If you have any symptoms of ovarian cancer, they need to be checked by your doctor.
How is ovarian cancer diagnosed?
If you have any ovarian cancer symptoms, get checked by your doctor as soon as possible.
Your doctor may suggest several tests and scans to check for cysts, tumours or other changes.
These tests may include:
Your doctor checks your body. This will involve feeling your tummy from the outside and an internal pelvic examination.
A blood sample is taken.
A specialist looks at the entire length of your large bowel by gently inserting a long, flexible tube through your anus and rectum into your colon.
A CT scan creates a 3D picture of the inside of your body. It can show smaller cancers than an x-ray and enlarged lymph nodes.
An ultrasound uses high-frequency sound waves to create pictures of the inside of your body.
A PET-CT scan uses a radioactive dye injected into your arm that will show up in areas affected by cancer. You may have to travel for this scan.
Cervical smear tests will not show ovarian cancer.
After a diagnosis
If your test results show cancer, this can be a difficult time, and feelings can change from one moment to the next.
Everyone reacts differently when they learn they have cancer. There is no right or wrong way to feel.
Talk about your treatment options with your doctor, family and friends. Ask for as much information as you need.
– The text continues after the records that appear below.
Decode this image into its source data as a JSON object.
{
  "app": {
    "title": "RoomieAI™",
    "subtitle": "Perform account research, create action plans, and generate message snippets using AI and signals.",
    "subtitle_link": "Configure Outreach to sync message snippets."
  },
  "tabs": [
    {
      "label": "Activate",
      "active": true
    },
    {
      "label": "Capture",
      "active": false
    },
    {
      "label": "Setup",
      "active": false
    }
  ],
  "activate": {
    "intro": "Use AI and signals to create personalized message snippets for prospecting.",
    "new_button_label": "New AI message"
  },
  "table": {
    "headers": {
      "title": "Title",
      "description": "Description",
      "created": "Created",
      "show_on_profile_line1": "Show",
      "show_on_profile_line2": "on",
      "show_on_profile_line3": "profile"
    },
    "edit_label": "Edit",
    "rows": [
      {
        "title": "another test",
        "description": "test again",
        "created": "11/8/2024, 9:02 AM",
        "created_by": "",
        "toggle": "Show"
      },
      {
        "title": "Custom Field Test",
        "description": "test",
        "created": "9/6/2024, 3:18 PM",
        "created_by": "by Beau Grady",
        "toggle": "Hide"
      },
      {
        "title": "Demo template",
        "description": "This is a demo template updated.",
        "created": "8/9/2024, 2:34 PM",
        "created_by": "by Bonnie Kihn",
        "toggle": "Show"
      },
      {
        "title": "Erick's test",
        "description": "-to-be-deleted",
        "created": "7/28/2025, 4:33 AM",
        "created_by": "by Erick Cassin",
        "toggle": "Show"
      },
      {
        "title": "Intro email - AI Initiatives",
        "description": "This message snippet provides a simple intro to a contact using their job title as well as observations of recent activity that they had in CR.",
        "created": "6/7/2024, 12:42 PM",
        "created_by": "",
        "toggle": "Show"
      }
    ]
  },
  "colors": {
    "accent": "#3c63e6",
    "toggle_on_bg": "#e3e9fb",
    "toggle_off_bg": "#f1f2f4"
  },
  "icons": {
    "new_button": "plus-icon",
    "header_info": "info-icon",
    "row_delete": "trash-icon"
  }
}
It is up to you how involved you want to be in decisions about your treatment.
Stages of ovarian cancer
The ovarian cancer stage tells you the cancer's size and if it has spread to other parts of your body.
Based on your test results, the treatment team will give the cancer a stage between 1 to 4.
In general, the higher the number, the more the ovarian cancer has spread in your body.
|Stage 1||Cancer is found in one or both ovaries.|
|Stage 2||Cancer is in one or both ovaries and has spread to other organs in the pelvis.|
Cancer is in one or both ovaries and has spread to the abdomen's lining, the bowel or lymph nodes in the abdomen or pelvis.
Cancer is in one or both ovaries and has spread further, to the inside of the bladder or rectum, throughout the abdomen or to other body parts.
Staging helps your cancer treatment team recommend the best treatment for you.
Prognosis for ovarian cancer
The prognosis is the likely outcome of a disease.
If the test results show ovarian cancer, you may wish to speak with your treatment team about the prognosis.
The doctors will look at the type and stage of the cancer as well as your age and general health to give a prognosis, but no doctor can predict the exact outcome for you.
Treatment for ovarian cancer includes surgery, chemotherapy and, sometimes, radiation treatment.
We are here to help and support you and your whānau through cancer diagnosis, treatment and recovery…
How you can be open and honest with your family/whānau and friends about your cancer diagnosis.
We know that going through cancer is tough and can raise many questions. You are not alone.
We have health professionals to answer your questions and provide the support you need. Get in touch